Tradition is another name for contingency. ~Andrew Sullivan
While I really don’t want to be too pedantic, this is ridiculous conceptual confusion. Nothing new about that in Sullivan’s writing, I know, but this is a particularly bad example of dismissing an important concept (tradition) by completely misunderstanding what it is. Tradition is contingent, historically, culturally, even to some extent geographically, but that does not mean tradition = contingency.
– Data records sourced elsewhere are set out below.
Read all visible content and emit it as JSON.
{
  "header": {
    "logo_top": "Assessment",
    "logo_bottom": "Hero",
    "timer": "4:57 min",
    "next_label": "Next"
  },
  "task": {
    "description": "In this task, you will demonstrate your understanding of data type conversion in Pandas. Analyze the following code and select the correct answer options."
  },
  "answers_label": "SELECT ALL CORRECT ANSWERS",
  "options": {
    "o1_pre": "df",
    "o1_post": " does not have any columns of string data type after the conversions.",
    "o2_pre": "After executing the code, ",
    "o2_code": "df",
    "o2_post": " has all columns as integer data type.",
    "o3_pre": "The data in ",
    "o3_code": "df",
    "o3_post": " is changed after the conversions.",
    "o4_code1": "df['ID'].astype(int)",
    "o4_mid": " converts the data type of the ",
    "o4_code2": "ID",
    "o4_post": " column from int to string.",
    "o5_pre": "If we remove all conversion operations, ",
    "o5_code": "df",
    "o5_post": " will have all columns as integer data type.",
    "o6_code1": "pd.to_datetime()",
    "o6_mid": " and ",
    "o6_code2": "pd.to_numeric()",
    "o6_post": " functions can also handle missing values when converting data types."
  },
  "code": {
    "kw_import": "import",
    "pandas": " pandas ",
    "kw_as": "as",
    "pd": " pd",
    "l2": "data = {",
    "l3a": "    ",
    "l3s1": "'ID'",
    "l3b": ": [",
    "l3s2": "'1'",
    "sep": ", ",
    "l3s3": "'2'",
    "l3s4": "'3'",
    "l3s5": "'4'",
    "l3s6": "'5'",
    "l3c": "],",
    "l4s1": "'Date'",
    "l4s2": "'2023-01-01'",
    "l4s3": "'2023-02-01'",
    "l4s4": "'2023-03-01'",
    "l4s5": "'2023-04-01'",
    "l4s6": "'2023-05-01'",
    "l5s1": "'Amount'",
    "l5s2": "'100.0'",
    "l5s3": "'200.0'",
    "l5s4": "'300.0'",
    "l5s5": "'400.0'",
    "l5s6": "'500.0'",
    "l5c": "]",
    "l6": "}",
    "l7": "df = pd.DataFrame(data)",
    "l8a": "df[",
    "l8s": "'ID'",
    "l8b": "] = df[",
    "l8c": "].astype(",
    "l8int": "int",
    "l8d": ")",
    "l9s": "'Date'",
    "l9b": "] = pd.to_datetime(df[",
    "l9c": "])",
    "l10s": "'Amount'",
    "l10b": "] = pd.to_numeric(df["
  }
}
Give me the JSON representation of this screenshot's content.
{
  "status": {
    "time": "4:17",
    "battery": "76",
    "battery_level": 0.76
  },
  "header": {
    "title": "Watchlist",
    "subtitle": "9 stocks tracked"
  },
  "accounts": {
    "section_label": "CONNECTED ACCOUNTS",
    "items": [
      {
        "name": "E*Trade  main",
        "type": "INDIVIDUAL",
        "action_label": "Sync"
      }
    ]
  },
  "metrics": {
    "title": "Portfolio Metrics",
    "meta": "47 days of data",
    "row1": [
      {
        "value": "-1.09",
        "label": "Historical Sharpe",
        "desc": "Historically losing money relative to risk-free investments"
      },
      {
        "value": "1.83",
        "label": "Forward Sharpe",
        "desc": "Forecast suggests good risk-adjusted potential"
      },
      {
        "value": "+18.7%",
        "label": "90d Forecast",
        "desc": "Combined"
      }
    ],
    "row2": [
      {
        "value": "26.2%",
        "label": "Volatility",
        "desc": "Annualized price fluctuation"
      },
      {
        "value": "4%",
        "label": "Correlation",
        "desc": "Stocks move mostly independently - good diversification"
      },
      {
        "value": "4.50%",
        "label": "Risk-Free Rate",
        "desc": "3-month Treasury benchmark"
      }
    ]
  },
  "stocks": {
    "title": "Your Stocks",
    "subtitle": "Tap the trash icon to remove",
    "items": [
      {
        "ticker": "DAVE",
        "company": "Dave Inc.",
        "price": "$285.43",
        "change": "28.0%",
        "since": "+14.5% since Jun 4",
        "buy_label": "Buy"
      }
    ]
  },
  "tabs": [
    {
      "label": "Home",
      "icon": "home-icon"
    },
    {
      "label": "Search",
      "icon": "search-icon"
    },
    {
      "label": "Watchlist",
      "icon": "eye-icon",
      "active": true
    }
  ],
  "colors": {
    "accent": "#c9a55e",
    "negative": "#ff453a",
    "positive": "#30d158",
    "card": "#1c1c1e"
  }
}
That would be like saying that history = contingency.
This would also be like saying, “Sunlight is just another name for warmth.” You couldn’t get away with saying something that silly, except perhaps in a poem, but I wonder whether everyone would be equally aware of just how silly this statement is. You cannot take an attribute, make it into a substantive and then say that this substantive is identical with the thing that it modified when it was an attribute.
This is to take a quality of a thing, even one of its major qualities, and confuse it for the thing itself. This is to make an attribute the equal of its substance, which is a fundamental confusion of categories. It is neo-Barlaamism, and we all know why Barlaam was wrong, don’t we? Well, Sullivan probably doesn’t.